Hedge-fund billionaire Leon Cooperman joked back in September that the stock market wouldn’t even open if Sen. Elizabeth Warren were to win the presidency and bring her plans to tax the rich to the White House. Now her popularity is fading.
Gates discussed his new ride last week with YouTube influencer Marques Brownlee. “Certainly Tesla, if you had to name one company that’s helped drive that, it’s them,” Gates said, before telling Brownlee that he bought a “very, very cool” Taycan, which comes with a price tag deep in six-figure territory.
People are pouring their blood, spit and tears into finding the best diet for their bodies. April Summerford, a women’s health coach in Fresno, Calif., has spent thousands of dollars over the past several years taking at-home DNA tests, reading her hormone levels and analyzing the bacteria in her gut to create the perfect diet for her particular body. “I’ve been able to biohack my way to feeling better through what, I think, is the future of wellness,” Summerford, 34, told MarketWatch.

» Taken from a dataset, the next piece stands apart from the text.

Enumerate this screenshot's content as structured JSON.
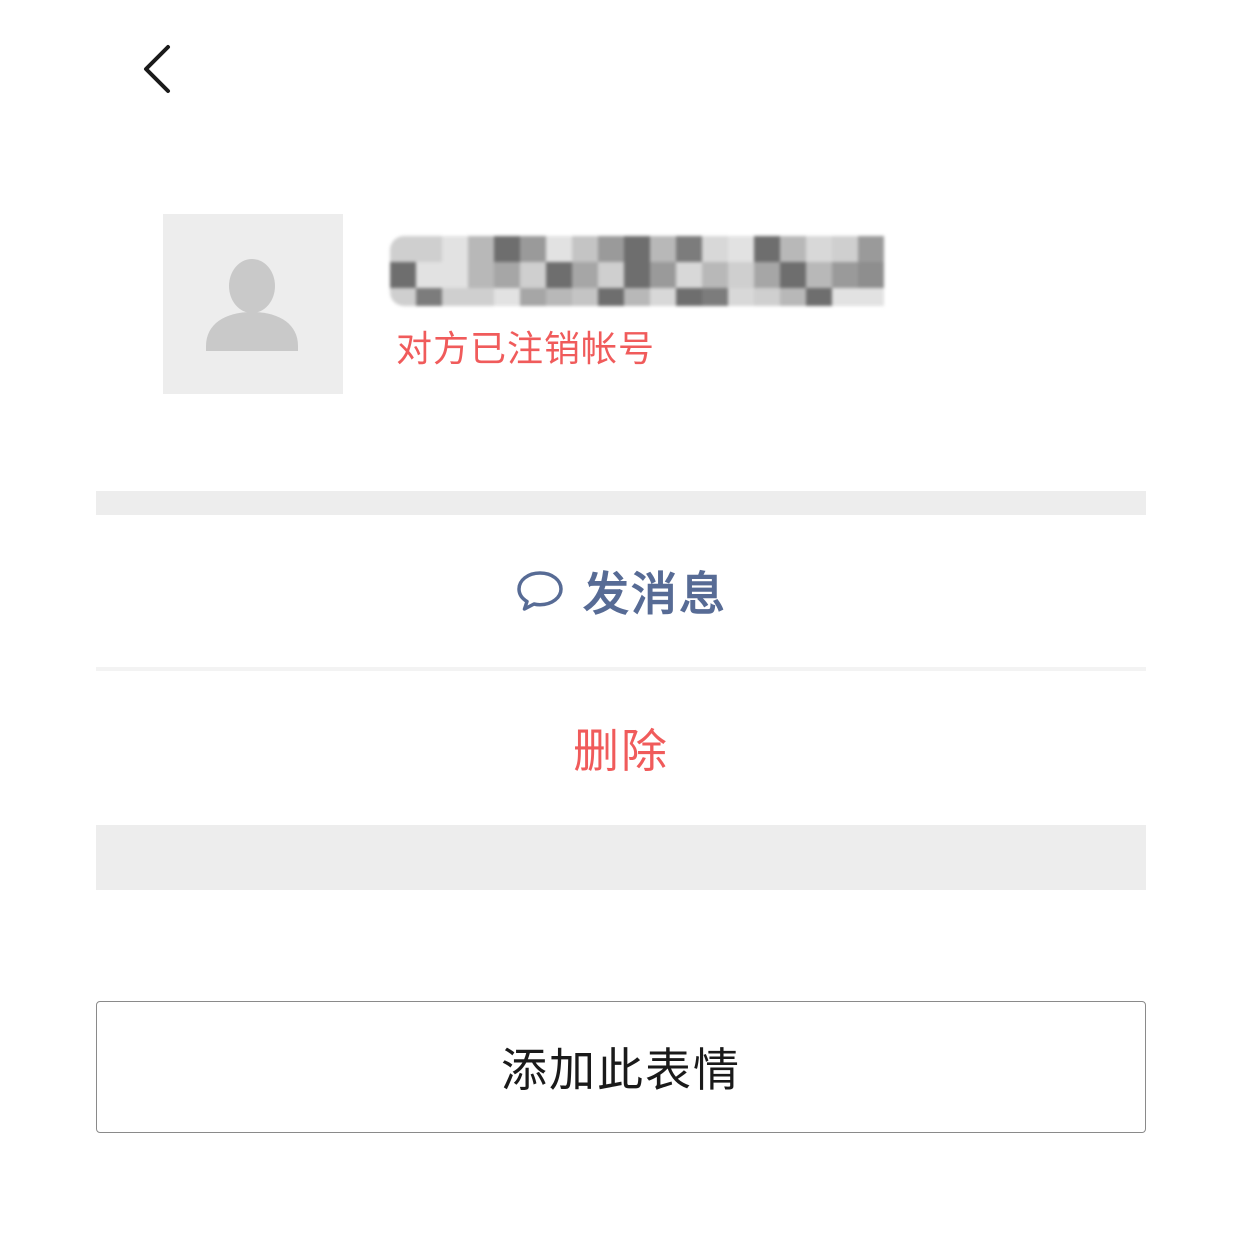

Moore Kuehn, PLLC, a securities law firm located on Wall Street in downtown New York City, is investigating potential claims involving directors and officers regarding possible breaches of fiduciary duties and other violations of law related to whether insiders, as alleged in federal securities lawsuits, caused their companies to make false and/or misleading statements and/or failed to disclose, among other things, that: